Whilst it shipped with Windows 8.1, the Surface 3 now runs Windows 10 like a charm. Some of the best bits:

  • Battery Saver mode – this really works. It shuts down background processes (even Windows Updates!) and underclocks the CPU. I have seen the Surface 3 stretch to around 10 hours of use when browsing with Battery Saver turned on.
  • InstantGo/Connected Standby – Surface 3 picks up emails and Skype calls when in standby mode. It does actually work.
  • Real Chrome – because this is a real PC, you can run full Chrome with extensions. Hilariously, Chrome had better support for tablets than Microsoft Edge until the Anniversary Update – Chrome supported swipe left/right for back/forward when Edge did not. iPads are limited to a fake Chrome (Safari in a wrapper) with no extension support.
  • Legacy software – Microsoft Money still works on this, a program Microsoft stopped supporting in 2008.
  • Native support for FLAC and MKV – one of my favourite features of Windows 10 is built in support for FLAC, the most popular lossless audio encoding format, and MKV, the most popular HD video format container. Apple still does not have native support for these in macOS or iOS.
  • Multiple user accounts – unlike an iPad, you can actually have multiple user accounts with separate settings etc. You can create user accounts for your spouse and children without the ability to administer the device. I believe Apple’s solution to shared devices is to, er, buy another one.

The only real downside is because of the slow eMMC disk speed, Windows 10 baseline version updates can take over 2 hours to install.
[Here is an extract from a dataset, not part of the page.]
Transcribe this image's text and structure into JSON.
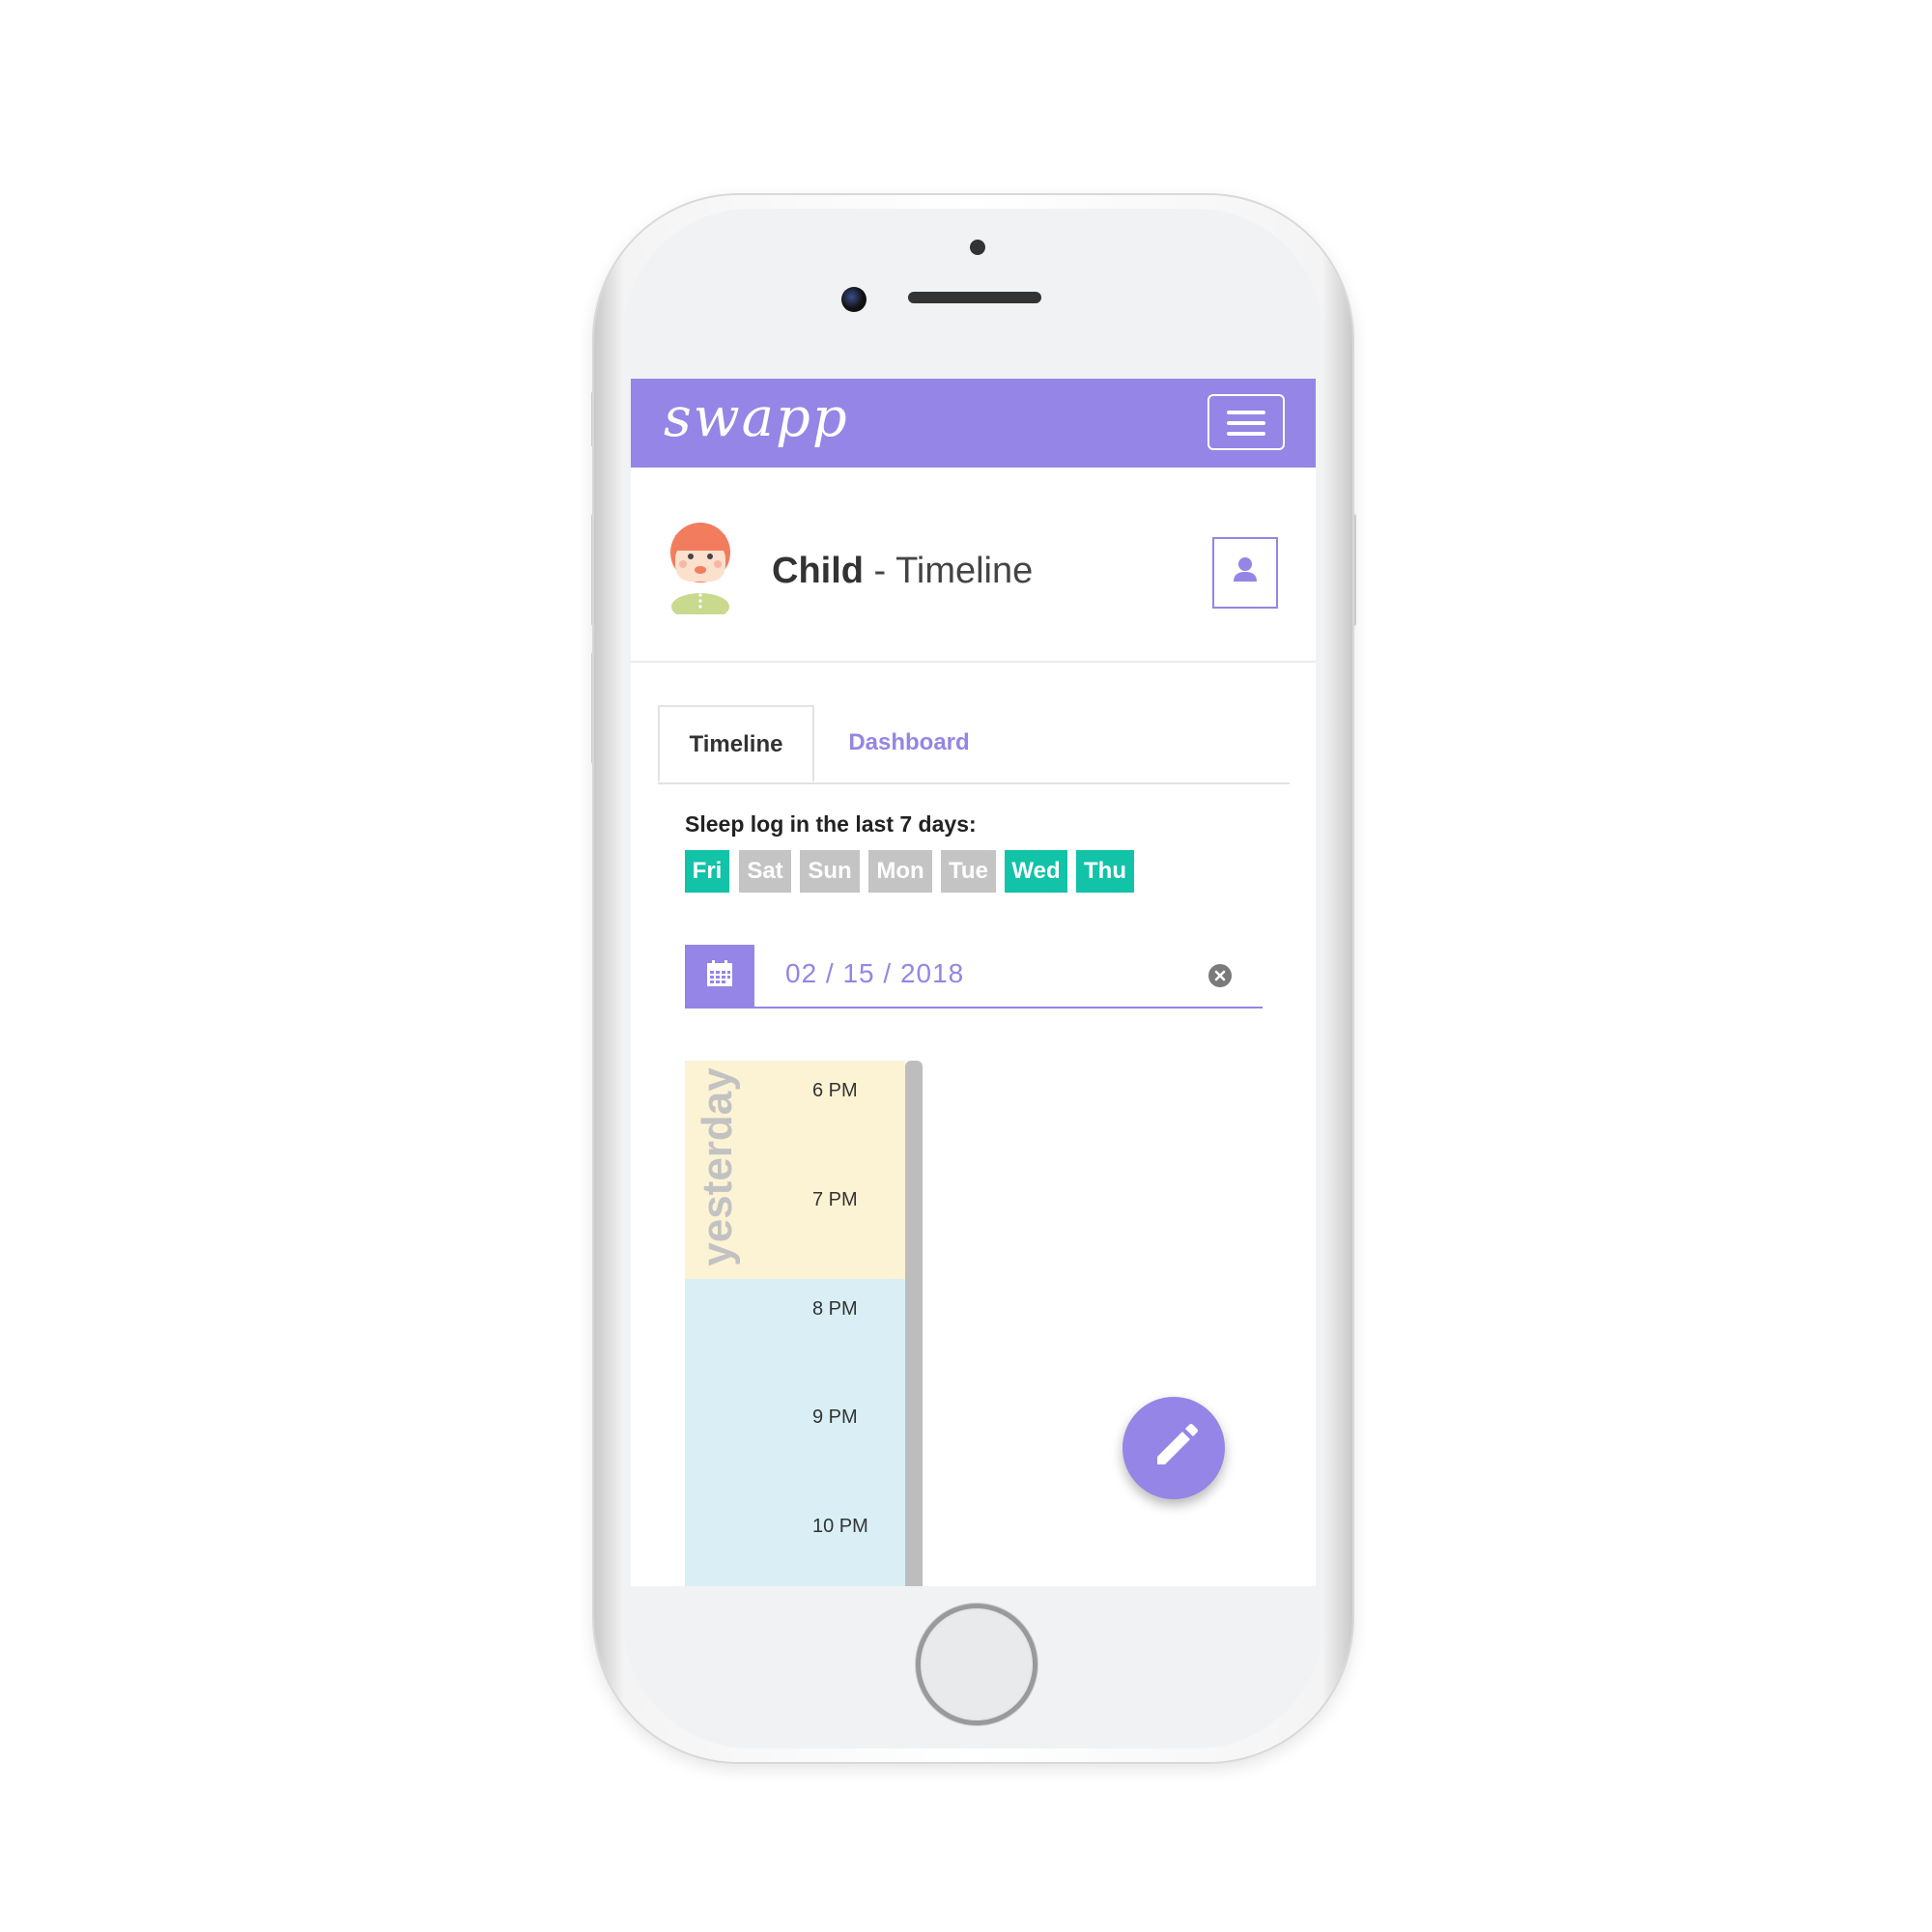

Pricing and comparisons to iPads

Surface 3 in the UK comes in two main models:

  • 64GB Storage, 2GB RAM – 419.99 GBP
  • 128GB storage, 4GB RAM – 499.99 GBP

I own the second model, purchased at the Hawaii Microsoft Store for 599 USD, along with a US layout type cover at 129 USD and a stylus at 49 USD. This was a total of 540 GBP at the time, so thanks to the exchange rate I essentially got the type cover for free.

If you want to buy an iPad with 128GB storage, this will cost you 619 GBP for the 9.7 inch iPad Pro. The iPad Air only goes up to 64GB for 429 GBP. You still don’t get a kickstand, expandable storage or even a USB port. iOS doesn’t even support a mouse, Bluetooth or not, forcing you to get gorilla arm when using it with a keyboard attached.

At under 500 quid, this is a feasible device to travel with and not have your holiday ruined if you lose it. I cannot find any justification to get a Surface Pro 4 at double the price for the mid-range i5 / 8 GB RAM / 256 GB storage model. After using a 13 inch MacBook Pro as my main machine for three years, I’ve now offloaded the Mac and returned to the state of having a beefy desktop and cheap, portable companion tablet PC. I was sorely tempted by the Surface Book, but for the two thirds of the price you can build a beast desktop and get a Surface 3 or other companion device for portability, just using Remote Desktop if you need to connect back to base.

For those who don’t mind Windows and want a companion device, I really recommend getting a Surface 3 whilst you still can. They were/are truly revolutionary at their price point.


Shameless plug: This post was written with Net Writer – a little app I wrote to help blogging on Windows 10. If you have Windows 10, download it for free.